Refering back to the last Conservative government of over 10 years ago as a criticism of David Cameron makes the Labour Party look ridiculous. Just because Cameron is proving hard to pin down on policy, trying to link him with Thatcher and Major is pathetic.
They’ve still included that cringe bit of Gordon Brown on the lawn from the last broadcast, of all the bits to include, why the hell what you stick with that awkward 10 or so seconds?
The main problem with it is the voice over. It is a truly terrible read, lacking in any charisma or interest and the sound quality is appalling – it just sounds so tinny!
I went to a talk by adland guru Trevor Beattie last night at an event held by Monkey Shoulder Whisky. He covered everything from space travel, to the new very amusing Walls Sausages work but the main thrust of the speech was overtly political. Beattie, whilst at TBWA, was in charge of the Labour Party’s advertising during the last 3 general elections (example above) and his work has to be given an, albeit small, share of the credit for the party’s electoral success.
He lambasted the party political broadcasts that have been subjected on the electorate recently and stated that the Labour Party would need to significantly up their communications game if they want to succeed in the upcoming general election. However, Beattie no longer controls the Labour Party’s communications fortunes, as when Gordon Brown came to power he awarded Saatchi & Saatchi the account.
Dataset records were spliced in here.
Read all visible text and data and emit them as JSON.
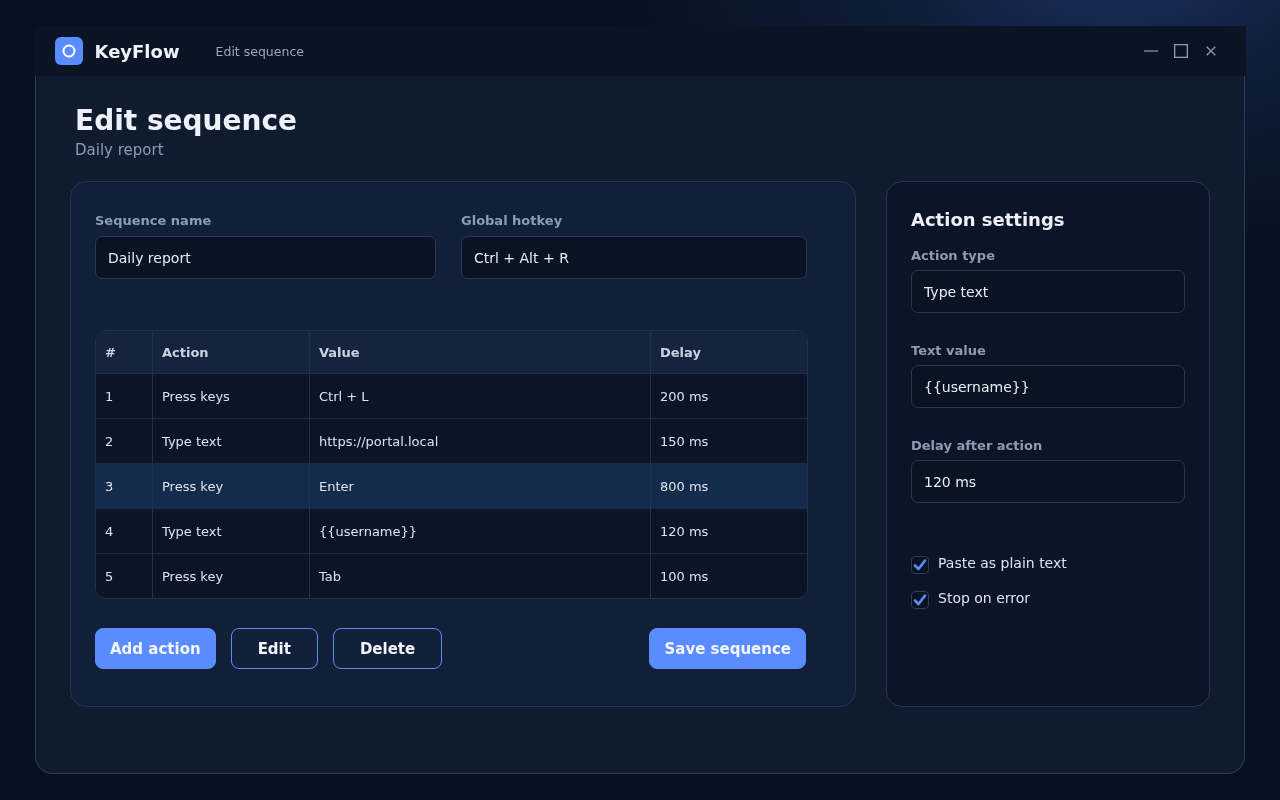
{
  "app": {
    "name": "KeyFlow",
    "breadcrumb": "Edit sequence"
  },
  "page": {
    "title": "Edit sequence",
    "subtitle": "Daily report"
  },
  "form": {
    "fields": [
      {
        "label": "Sequence name",
        "value": "Daily report"
      },
      {
        "label": "Global hotkey",
        "value": "Ctrl + Alt + R"
      }
    ]
  },
  "table": {
    "columns": [
      "#",
      "Action",
      "Value",
      "Delay"
    ],
    "rows": [
      {
        "cells": [
          "1",
          "Press keys",
          "Ctrl + L",
          "200 ms"
        ],
        "selected": false
      },
      {
        "cells": [
          "2",
          "Type text",
          "https://portal.local",
          "150 ms"
        ],
        "selected": false
      },
      {
        "cells": [
          "3",
          "Press key",
          "Enter",
          "800 ms"
        ],
        "selected": true
      },
      {
        "cells": [
          "4",
          "Type text",
          "{{username}}",
          "120 ms"
        ],
        "selected": false
      },
      {
        "cells": [
          "5",
          "Press key",
          "Tab",
          "100 ms"
        ],
        "selected": false
      }
    ]
  },
  "buttons": [
    {
      "label": "Add action",
      "kind": "primary"
    },
    {
      "label": "Edit",
      "kind": "outline"
    },
    {
      "label": "Delete",
      "kind": "outline"
    }
  ],
  "save_button": {
    "label": "Save sequence",
    "kind": "primary"
  },
  "settings": {
    "title": "Action settings",
    "fields": [
      {
        "label": "Action type",
        "value": "Type text"
      },
      {
        "label": "Text value",
        "value": "{{username}}"
      },
      {
        "label": "Delay after action",
        "value": "120 ms"
      }
    ],
    "checkboxes": [
      {
        "label": "Paste as plain text",
        "checked": true
      },
      {
        "label": "Stop on error",
        "checked": true
      }
    ]
  }
}
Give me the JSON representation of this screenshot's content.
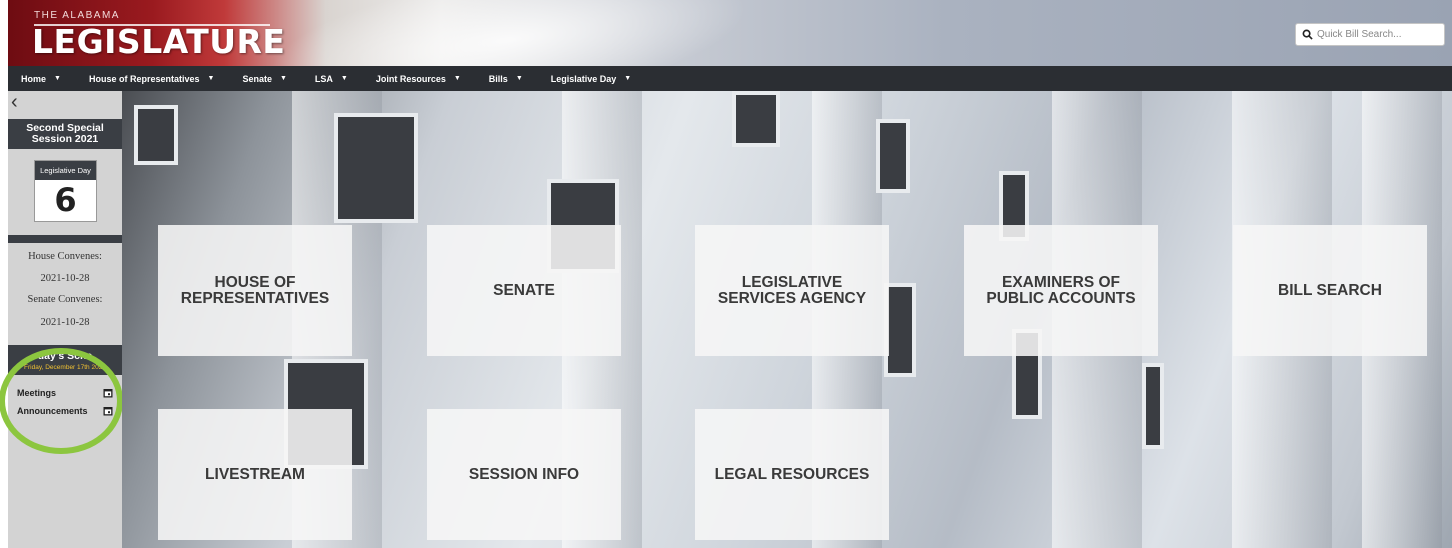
{
  "header": {
    "logo_top": "THE ALABAMA",
    "logo_main": "LEGISLATURE",
    "search_placeholder": "Quick Bill Search..."
  },
  "nav": [
    {
      "label": "Home"
    },
    {
      "label": "House of Representatives"
    },
    {
      "label": "Senate"
    },
    {
      "label": "LSA"
    },
    {
      "label": "Joint Resources"
    },
    {
      "label": "Bills"
    },
    {
      "label": "Legislative Day"
    }
  ],
  "sidebar": {
    "session_line1": "Second Special",
    "session_line2": "Session 2021",
    "legislative_day_label": "Legislative Day",
    "legislative_day_number": "6",
    "house_convenes_label": "House Convenes:",
    "house_convenes_date": "2021-10-28",
    "senate_convenes_label": "Senate Convenes:",
    "senate_convenes_date": "2021-10-28",
    "schedule_title": "day's Sche",
    "schedule_date": "Friday, December 17th 2021",
    "links": [
      "Meetings",
      "Announcements"
    ]
  },
  "tiles": [
    {
      "line1": "HOUSE OF",
      "line2": "REPRESENTATIVES"
    },
    {
      "line1": "SENATE",
      "line2": ""
    },
    {
      "line1": "LEGISLATIVE",
      "line2": "SERVICES AGENCY"
    },
    {
      "line1": "EXAMINERS OF",
      "line2": "PUBLIC ACCOUNTS"
    },
    {
      "line1": "BILL SEARCH",
      "line2": ""
    },
    {
      "line1": "LIVESTREAM",
      "line2": ""
    },
    {
      "line1": "SESSION INFO",
      "line2": ""
    },
    {
      "line1": "LEGAL RESOURCES",
      "line2": ""
    }
  ],
  "colors": {
    "nav_bg": "#2b2e33",
    "sidebar_bg": "#d3d3d3",
    "highlight_circle": "#8cc63f",
    "schedule_date": "#f1c232"
  }
}
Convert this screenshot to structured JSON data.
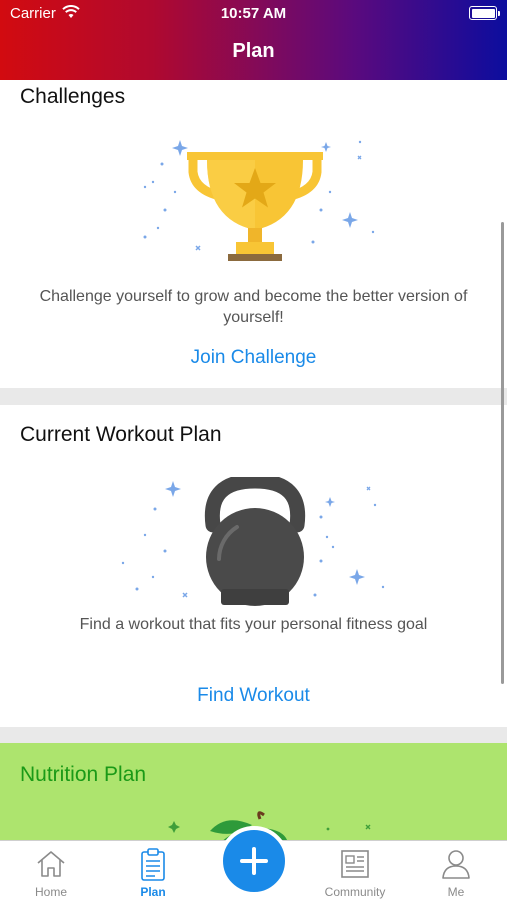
{
  "status_bar": {
    "carrier": "Carrier",
    "time": "10:57 AM"
  },
  "nav": {
    "title": "Plan"
  },
  "cards": {
    "challenges": {
      "title": "Challenges",
      "description": "Challenge yourself to grow and become the better version of yourself!",
      "action": "Join Challenge",
      "illustration_icon": "trophy-icon"
    },
    "workout": {
      "title": "Current Workout Plan",
      "description": "Find a workout that fits your personal fitness goal",
      "action": "Find Workout",
      "illustration_icon": "kettlebell-icon"
    },
    "nutrition": {
      "title": "Nutrition Plan",
      "illustration_icon": "apple-icon"
    }
  },
  "tabbar": {
    "tabs": [
      {
        "label": "Home",
        "icon": "home-icon"
      },
      {
        "label": "Plan",
        "icon": "clipboard-icon",
        "active": true
      },
      {
        "label": "Community",
        "icon": "newspaper-icon"
      },
      {
        "label": "Me",
        "icon": "person-icon"
      }
    ],
    "center_icon": "plus-icon"
  },
  "colors": {
    "accent": "#1a8ae8",
    "header_gradient_start": "#d20b10",
    "header_gradient_end": "#0c0d9e",
    "nutrition_bg": "#ade46e",
    "nutrition_title": "#1a9a17",
    "trophy": "#f8c535",
    "kettlebell": "#4a4a4a"
  }
}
However, I got the distinct impression that Beattie was itching to get back into the political advertising fold…
I just read a fantastic article by media guru Peter Bazalgette about the need to abolish party political broadcasts. I couldn’t agree with him with more. He highlights their extreme unpopularity by quoting figures from the confidential ‘appreciation index’, which measures how much people enjoy a programme – rather than how many watch it.
The most recent round of party political broadcasts have been broadly lamentable. They can all be tarred with being low budget, lacking in interest, entertainment free and overly long. Why do we inflict these broadcasts on the nation?
The way in which political parties communicate with the electorate badly need to change and should be part of a route and branch review of how we fund politics in this country. The recent MPs expenses turmoil, ‘cash for honours’, a lack of quality candidates standing for election and these terrible, terrible party political broadcasts (amongst many other things) all lead back to the thorny issue of how we fund our democracy.
A very amusing website called ‘You Claim‘ has been created. Visitors select their MP, choose from a range of pre-set expenses claims – from hair highlights, to nose jobs, to a burberry dog gillet – enter how much money they’d like to claim and then send it.
This could be forgiven for mistaking it for an ‘Injury Lawyers 4 U’ advert, which is about as damning as it gets. Nigel Farage could easily be the ‘serious, qualified lawyer’ telling you to take you employer to court. Obviously UKIP budgets are not huge, so they are forgiven to a certain extent, but this really does look cheap. And it really is boring.
As some of the comments on here previously have pointed out (thanks Theo), political parties HAVE to fill over 4 minutes of air time. The result is long, boring, cheap looking content. The rules on political broadcasts and political advertising in this country are so out of date it’s ridiculous.
The Liberal Democrats must have been pretty pissed off when they saw the Conservative’s most recent broadcast. The style and content is almost exactly the same. Clegg does not come across nearly as well as Cameron and the production values look lesser. Not at all a bad effort, but it’s made to look average because it looks like a ‘me too’ – even though obviously they would have produced it long before the Tories aired.
Paul Burgin, who writes Mars Hill, asked me 20 questions as part of a series of mini-interviews of political bloggers for his website. I couldn’t quite allow myself the self-indulgence of publishing them here, but you can find the responses on Paul’s site.